Preparing for the harvest

A participant group field

Weighing and recording the harvest

Taking the harvest to the kitchen


With the coming of summer, I also see significant changes in the ARI community. The participants are uniformly more confident, more relaxed, and more open than when they first arrived in Japan three months ago. In conversations with them, many participants talk about how much they enjoy ARI life, about how much they're learning, about how they're beginning to see themselves and their home communities in new ways. And, as people begin to make a home here, ARI begins to feels like a real community again - as one participant put it, a "miracle" community of individuals from so many different places and walks of life, gathered together on a small farm atop a small hill in a small town in Japan.

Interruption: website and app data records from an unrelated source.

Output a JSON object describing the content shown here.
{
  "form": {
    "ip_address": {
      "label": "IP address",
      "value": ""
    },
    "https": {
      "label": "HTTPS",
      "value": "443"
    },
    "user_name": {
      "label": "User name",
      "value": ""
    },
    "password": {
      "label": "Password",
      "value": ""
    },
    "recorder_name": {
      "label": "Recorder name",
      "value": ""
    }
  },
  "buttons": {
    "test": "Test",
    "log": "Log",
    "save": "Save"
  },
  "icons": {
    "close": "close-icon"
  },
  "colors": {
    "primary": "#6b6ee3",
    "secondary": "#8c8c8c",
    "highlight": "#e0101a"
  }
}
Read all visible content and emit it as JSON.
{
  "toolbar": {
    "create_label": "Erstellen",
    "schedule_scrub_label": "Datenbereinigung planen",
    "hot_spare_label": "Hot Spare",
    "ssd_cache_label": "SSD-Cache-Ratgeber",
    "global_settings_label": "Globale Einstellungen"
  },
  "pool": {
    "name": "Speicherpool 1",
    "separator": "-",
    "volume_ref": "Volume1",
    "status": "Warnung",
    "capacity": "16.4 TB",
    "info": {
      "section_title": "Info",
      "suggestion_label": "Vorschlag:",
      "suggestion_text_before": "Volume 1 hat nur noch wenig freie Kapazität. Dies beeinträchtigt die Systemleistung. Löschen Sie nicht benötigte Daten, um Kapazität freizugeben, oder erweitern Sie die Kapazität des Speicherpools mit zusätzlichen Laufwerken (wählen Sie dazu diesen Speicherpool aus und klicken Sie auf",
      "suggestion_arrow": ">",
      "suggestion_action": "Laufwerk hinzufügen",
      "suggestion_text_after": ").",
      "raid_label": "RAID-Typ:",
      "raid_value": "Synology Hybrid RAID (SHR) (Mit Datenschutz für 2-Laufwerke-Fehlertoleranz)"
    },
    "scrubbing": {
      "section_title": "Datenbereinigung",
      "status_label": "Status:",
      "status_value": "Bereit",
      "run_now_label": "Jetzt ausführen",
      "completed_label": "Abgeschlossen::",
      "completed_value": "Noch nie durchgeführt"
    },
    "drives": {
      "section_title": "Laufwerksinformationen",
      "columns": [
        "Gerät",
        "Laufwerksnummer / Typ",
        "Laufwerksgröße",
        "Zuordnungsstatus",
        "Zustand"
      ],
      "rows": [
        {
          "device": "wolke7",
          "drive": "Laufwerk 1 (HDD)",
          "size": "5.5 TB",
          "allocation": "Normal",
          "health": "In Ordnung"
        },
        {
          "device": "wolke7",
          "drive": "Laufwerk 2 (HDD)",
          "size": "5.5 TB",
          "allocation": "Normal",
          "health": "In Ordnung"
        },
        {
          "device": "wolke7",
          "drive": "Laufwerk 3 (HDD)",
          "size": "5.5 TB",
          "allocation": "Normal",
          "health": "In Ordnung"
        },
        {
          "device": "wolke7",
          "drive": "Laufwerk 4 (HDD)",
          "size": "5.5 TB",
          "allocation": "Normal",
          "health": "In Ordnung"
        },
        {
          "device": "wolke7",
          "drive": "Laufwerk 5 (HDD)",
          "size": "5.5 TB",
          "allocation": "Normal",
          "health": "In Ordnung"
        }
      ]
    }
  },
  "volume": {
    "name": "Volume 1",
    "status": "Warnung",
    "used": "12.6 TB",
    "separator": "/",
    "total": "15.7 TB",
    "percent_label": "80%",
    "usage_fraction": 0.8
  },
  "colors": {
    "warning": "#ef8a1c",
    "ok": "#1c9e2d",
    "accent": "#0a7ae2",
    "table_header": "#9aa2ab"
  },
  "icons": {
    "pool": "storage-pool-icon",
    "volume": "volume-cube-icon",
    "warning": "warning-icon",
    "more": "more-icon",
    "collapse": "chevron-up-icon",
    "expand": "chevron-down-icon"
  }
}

Sumathi (Sri Lanka) enjoying ice cream during a break from farm work

Aneth (Cambodia) and Lester (the Philippines)

As this is my last season in ARI, I'm planning on enjoying it to the fullest. I'm trying to learn as much as possible before I leave - about the farm, about the participants, about Japanese culture. I'm also planning several off-campus adventures with the other volunteers, most notably an expedition to Mount Fuji, Japan's highest mountain, next weekend. Wish me luck!